As with most things, feelings exist on a spectrum. Most of us have felt “depressed” or “anxious.” Therefore, when we encounter someone who has clinical depression or an anxiety disorder, we think that we have some sense of what they’re feeling. Although we may not really understand the scope of it or some of the associated thoughts and feelings, to some extent we feel that we can relate. However, the sounds that so acutely affect those with misophonia are sounds that many of us barely even register. This can make it very difficult for us to wrap our heads around the extreme response.

Emotional reactions to external sounds also exist on a spectrum. Just like not everyone who has felt down should be diagnosed with depression, feeling strongly about sounds doesn’t necessarily indicate a problem. People with misophonia often describe the reaction as “fight-or-flight,” and as painful. Ostensibly, they feel a sense of pain, causing their instinctive fight-flight response to be initiated. This can cause an overt reaction that would appear to others to be completely out of proportion to the source of the trigger.

Perhaps a more common reaction can help to describe the feelings. Imagine someone scraping their fingernails on a blackboard. Or imagine chewing on aluminum foil. Now imagine that this continues on a regular basis but, instead of getting used to it, your sensitivity to it increases. How long would it take before you would feel like screaming?

Most of us have probably heard of posttraumatic stress disorder.
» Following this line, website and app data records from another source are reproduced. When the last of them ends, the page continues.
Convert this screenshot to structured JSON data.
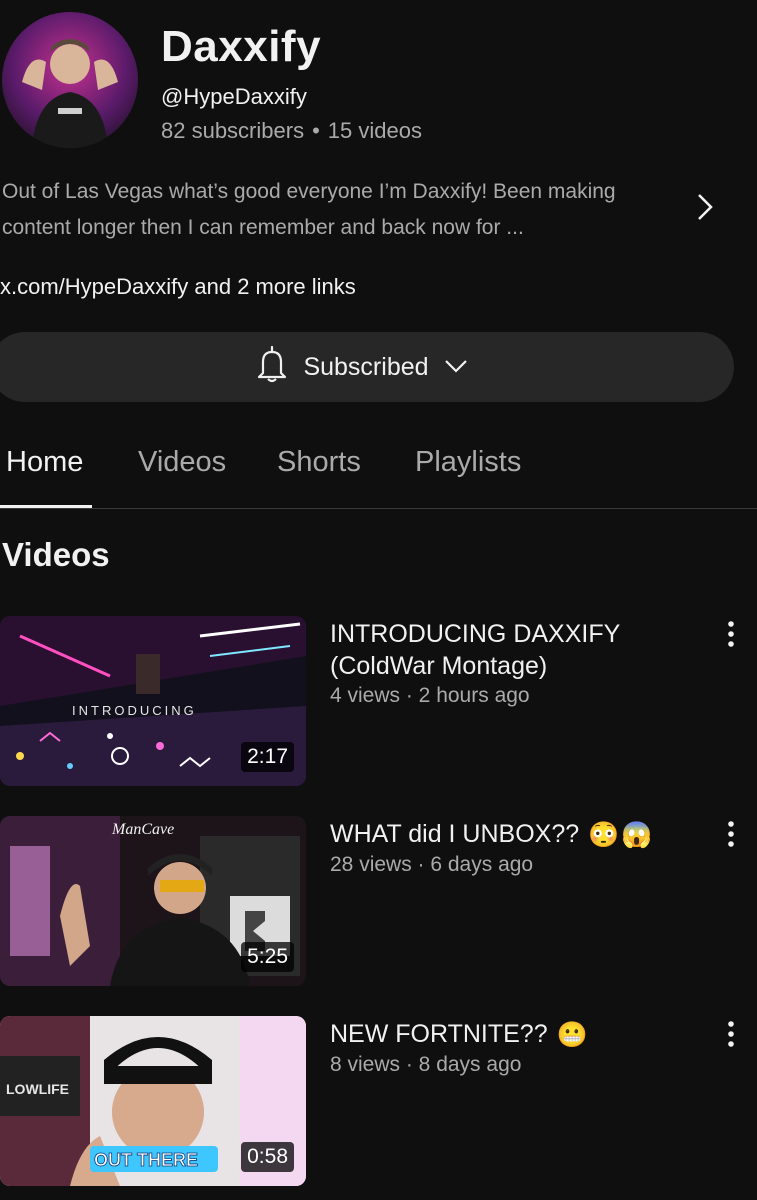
{
  "channel": {
    "name": "Daxxify",
    "handle": "@HypeDaxxify",
    "subscribers": "82 subscribers",
    "videos_count": "15 videos",
    "description": "Out of Las Vegas what’s good everyone I’m Daxxify! Been making content longer then I can remember and back now for ...",
    "links": "x.com/HypeDaxxify and 2 more links"
  },
  "subscribe_button": {
    "label": "Subscribed"
  },
  "tabs": [
    {
      "label": "Home",
      "active": true
    },
    {
      "label": "Videos",
      "active": false
    },
    {
      "label": "Shorts",
      "active": false
    },
    {
      "label": "Playlists",
      "active": false
    }
  ],
  "section": {
    "title": "Videos"
  },
  "videos": [
    {
      "title": "INTRODUCING DAXXIFY (ColdWar Montage)",
      "meta": "4 views · 2 hours ago",
      "duration": "2:17",
      "thumb_text": "INTRODUCING"
    },
    {
      "title": "WHAT did I UNBOX??",
      "meta": "28 views · 6 days ago",
      "duration": "5:25",
      "emojis": [
        "😳",
        "😱"
      ]
    },
    {
      "title": "NEW FORTNITE??",
      "meta": "8 views · 8 days ago",
      "duration": "0:58",
      "emojis": [
        "😬"
      ],
      "thumb_text": "OUT THERE"
    }
  ],
  "colors": {
    "background": "#0f0f0f",
    "text": "#f1f1f1",
    "secondary": "#aaaaaa",
    "button": "#272727"
  }
}
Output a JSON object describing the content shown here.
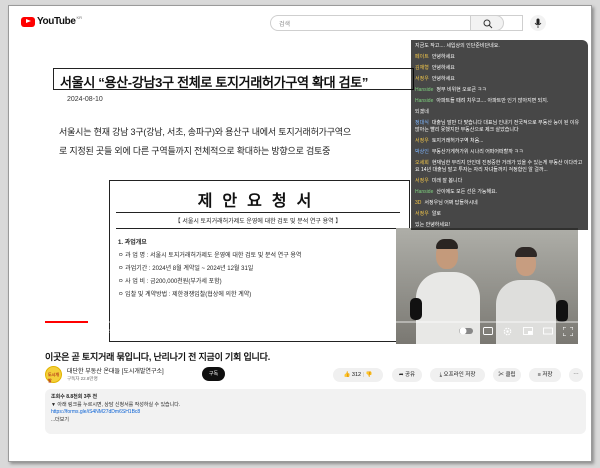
{
  "header": {
    "logo_text": "YouTube",
    "logo_country": "KR",
    "search_placeholder": "검색"
  },
  "player": {
    "document": {
      "title": "서울시 “용산-강남3구 전체로 토지거래허가구역 확대 검토”",
      "date": "2024-08-10",
      "body_line1": "서울시는 현재 강남 3구(강남, 서초, 송파구)와 용산구 내에서 토지거래허가구역으",
      "body_line2": "로 지정된 곳들 외에 다른 구역들까지 전체적으로 확대하는 방향으로 검토중",
      "proposal_title": "제안요청서",
      "proposal_sub": "【 서울시 토지거래허가제도 운영에 대한 검토 및 분석 연구 용역 】",
      "items": [
        "1. 과업개요",
        "ㅇ 과 업 명 : 서울시 토지거래허가제도 운영에 대한 검토 및 분석 연구 용역",
        "ㅇ 과업기간 : 2024년 8월 계약일 ~ 2024년 12월 31일",
        "ㅇ 사 업 비 : 금200,000천원(부가세 포함)",
        "ㅇ 입찰 및 계약방법 : 제한경쟁입찰(협상에 의한 계약)"
      ]
    },
    "chat": [
      {
        "who": "",
        "text": "지금도 작고.... 세입상의 인단준비단네요.",
        "color": "y"
      },
      {
        "who": "페이트",
        "text": "안녕하세요",
        "color": "y"
      },
      {
        "who": "김재형",
        "text": "안녕하세요",
        "color": "y"
      },
      {
        "who": "서정우",
        "text": "안녕하세요",
        "color": "y"
      },
      {
        "who": "Hanside",
        "text": "정부 비위현 오로큰 ㅋㅋ",
        "color": "g"
      },
      {
        "who": "Hanside",
        "text": "아파트들 때려 치우고.... 아파트만 인기 많아지면 되지.",
        "color": "g"
      },
      {
        "who": "",
        "text": "되겠네",
        "color": "y"
      },
      {
        "who": "정대식",
        "text": "대출님 말만 다 맞습니다 대표님 인내기 전국적으로 부동산 능이 된 이유 많아는 빨리 못했지만 부동산으로 제크 살았습니다",
        "color": "b"
      },
      {
        "who": "서정우",
        "text": "토지거래허가구역 처음...",
        "color": "y"
      },
      {
        "who": "박상인",
        "text": "부동산가게허가위 시나리 어떠어떠할까 ㅋㅋ",
        "color": "b"
      },
      {
        "who": "오세희",
        "text": "현재님한 무리지 안인데 진정중한 거래가 있을 수 있는게 부동산 이다라고요 14년 대출님 말고 투자는 자리 자녀들까지 걱정합인 알 걸까...",
        "color": "y"
      },
      {
        "who": "서정우",
        "text": "미래 잘 봅니다",
        "color": "y"
      },
      {
        "who": "Hanside",
        "text": "산이에도 모든 선은 가능해요.",
        "color": "g"
      },
      {
        "who": "3D",
        "text": "서정우님 어쩌 답들하시네",
        "color": "y"
      },
      {
        "who": "서정우",
        "text": "알로",
        "color": "y"
      },
      {
        "who": "",
        "text": "있는 안녕하세요!",
        "color": "y"
      }
    ],
    "progress_fraction": 0.08,
    "time_current": "0:42",
    "time_total": "4:28"
  },
  "video": {
    "title": "이곳은 곧 토지거래 묶입니다, 난리나기 전 지금이 기회 입니다.",
    "channel_name": "대단한 부동산 온대들 [도시개발연구소]",
    "channel_avatar_text": "도시개발",
    "subscribers": "구독자 22.8만명",
    "subscribe_label": "구독",
    "likes": "312",
    "share_label": "공유",
    "offline_label": "오프라인 저장",
    "clip_label": "클립",
    "save_label": "저장",
    "description": {
      "meta": "조회수 8.8천회  3주 전",
      "line1": "▼ 아래 링크를 누르시면, 상담 신청서를 작성하실 수 있습니다.",
      "link": "https://forms.gle/iS4NM27dDm6SH1Bc8",
      "more": "...더보기"
    }
  }
}
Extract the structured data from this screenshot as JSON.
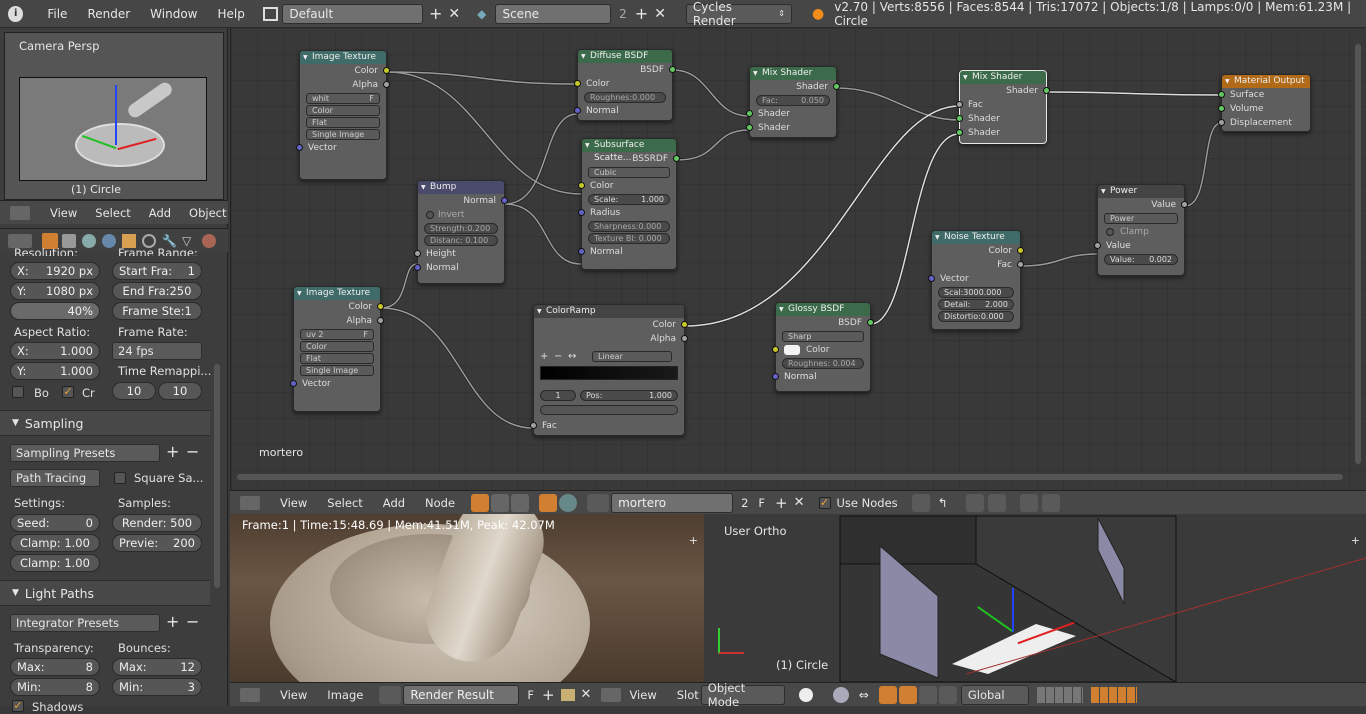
{
  "topbar": {
    "menus": [
      "File",
      "Render",
      "Window",
      "Help"
    ],
    "layout": "Default",
    "scene": "Scene",
    "scene_users": "2",
    "engine": "Cycles Render",
    "stats": "v2.70 | Verts:8556 | Faces:8544 | Tris:17072 | Objects:1/8 | Lamps:0/0 | Mem:61.23M | Circle"
  },
  "preview": {
    "label": "Camera Persp",
    "object": "(1) Circle"
  },
  "leftheader": {
    "menus": [
      "View",
      "Select",
      "Add",
      "Object"
    ]
  },
  "props": {
    "resolution_label": "Resolution:",
    "frame_range_label": "Frame Range:",
    "res_x": "X:",
    "res_x_val": "1920 px",
    "res_y": "Y:",
    "res_y_val": "1080 px",
    "res_pct": "40%",
    "start": "Start Fra:",
    "start_val": "1",
    "end": "End Fra:250",
    "frame_step": "Frame Ste:1",
    "aspect": "Aspect Ratio:",
    "framerate": "Frame Rate:",
    "asp_x": "X:",
    "asp_x_val": "1.000",
    "fps": "24 fps",
    "asp_y": "Y:",
    "asp_y_val": "1.000",
    "remap": "Time Remappi...",
    "bo": "Bo",
    "cr": "Cr",
    "remap_a": "10",
    "remap_b": "10",
    "sampling": "Sampling",
    "sampling_presets": "Sampling Presets",
    "path_tracing": "Path Tracing",
    "square": "Square Sa...",
    "settings": "Settings:",
    "samples": "Samples:",
    "seed": "Seed:",
    "seed_val": "0",
    "render_s": "Render: 500",
    "clamp1": "Clamp: 1.00",
    "preview_s": "Previe:",
    "preview_val": "200",
    "clamp2": "Clamp: 1.00",
    "light_paths": "Light Paths",
    "integrator": "Integrator Presets",
    "transparency": "Transparency:",
    "bounces": "Bounces:",
    "tmax": "Max:",
    "tmax_v": "8",
    "tmin": "Min:",
    "tmin_v": "8",
    "bmax": "Max:",
    "bmax_v": "12",
    "bmin": "Min:",
    "bmin_v": "3",
    "shadows": "Shadows"
  },
  "nodes": {
    "img1": {
      "title": "Image Texture",
      "color": "Color",
      "alpha": "Alpha",
      "img": "whit",
      "f": "F",
      "o1": "Color",
      "o2": "Flat",
      "o3": "Single Image",
      "vec": "Vector"
    },
    "diffuse": {
      "title": "Diffuse BSDF",
      "bsdf": "BSDF",
      "color": "Color",
      "rough": "Roughnes:0.000",
      "normal": "Normal"
    },
    "mix1": {
      "title": "Mix Shader",
      "shader": "Shader",
      "fac": "Fac:",
      "facv": "0.050",
      "s1": "Shader",
      "s2": "Shader"
    },
    "mix2": {
      "title": "Mix Shader",
      "shader": "Shader",
      "fac": "Fac",
      "s1": "Shader",
      "s2": "Shader"
    },
    "matout": {
      "title": "Material Output",
      "surface": "Surface",
      "volume": "Volume",
      "disp": "Displacement"
    },
    "sss": {
      "title": "Subsurface Scatte...",
      "bssrdf": "BSSRDF",
      "cubic": "Cubic",
      "color": "Color",
      "scale": "Scale:",
      "scalev": "1.000",
      "radius": "Radius",
      "sharp": "Sharpness:0.000",
      "texbl": "Texture Bl: 0.000",
      "normal": "Normal"
    },
    "bump": {
      "title": "Bump",
      "normal": "Normal",
      "invert": "Invert",
      "strength": "Strength:0.200",
      "distance": "Distanc: 0.100",
      "height": "Height",
      "normal_in": "Normal"
    },
    "img2": {
      "title": "Image Texture",
      "color": "Color",
      "alpha": "Alpha",
      "img": "uv 2",
      "f": "F",
      "o1": "Color",
      "o2": "Flat",
      "o3": "Single Image",
      "vec": "Vector"
    },
    "ramp": {
      "title": "ColorRamp",
      "color": "Color",
      "alpha": "Alpha",
      "interp": "Linear",
      "idx": "1",
      "pos": "Pos:",
      "posv": "1.000",
      "fac": "Fac"
    },
    "glossy": {
      "title": "Glossy BSDF",
      "bsdf": "BSDF",
      "sharp": "Sharp",
      "color": "Color",
      "rough": "Roughnes: 0.004",
      "normal": "Normal"
    },
    "noise": {
      "title": "Noise Texture",
      "color": "Color",
      "fac": "Fac",
      "vector": "Vector",
      "scale": "Scal:3000.000",
      "detail": "Detail:",
      "detailv": "2.000",
      "distortion": "Distortio:0.000"
    },
    "power": {
      "title": "Power",
      "value": "Value",
      "op": "Power",
      "clamp": "Clamp",
      "vin": "Value:",
      "vinv": "0.002"
    }
  },
  "material_label": "mortero",
  "nodebar": {
    "menus": [
      "View",
      "Select",
      "Add",
      "Node"
    ],
    "material": "mortero",
    "users": "2",
    "f": "F",
    "use_nodes": "Use Nodes"
  },
  "render": {
    "info": "Frame:1 | Time:15:48.69 | Mem:41.51M, Peak: 42.07M"
  },
  "view3d": {
    "label": "User Ortho",
    "object": "(1) Circle"
  },
  "bottombar": {
    "view": "View",
    "image": "Image",
    "result": "Render Result",
    "f": "F",
    "view2": "View",
    "slot": "Slot",
    "mode": "Object Mode",
    "global": "Global"
  }
}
Much research has been done in the area of PTSD, and treatment protocols formulated. To a large degree, PTSD has become a part of the general lexicon. Misphonia, however is generally unknown. It can be easier for many of us to relate to PTSD because we can identify an original cause—or more generally simply understand that there’s a reason for the strong emotional response. Most of us, however, have trouble connecting triggers for misophonia to the response. The process, however, appears to be very similar. Just as a firecracker can cause someone with PTSD to dive for shelter, loud chewing can throw a person with misophonia into a panic and rage.

Fairly obvious short-term solutions include distraction, attention redirection, and blocking of problematic sounds (as with headphones). Although some people use medication to treat misophonia, I wonder whether this simply masks the symptoms rather than helping the person to deal with them. Cognitive-behavioral therapy seems to be useful in helping people to reduce the severity of symptoms, although other forms of therapy might be as helpful—or even more so. Hopefully, in the near future more research will be done, leading to a better understanding of misophonia and to better treatment.

Yehuda Lieberman, LCSW

 psychotherapist in private practice

 Brooklyn, NY   |   Far Rockaway, NY

 author of Self-Esteem: A Primer / 718-258-5317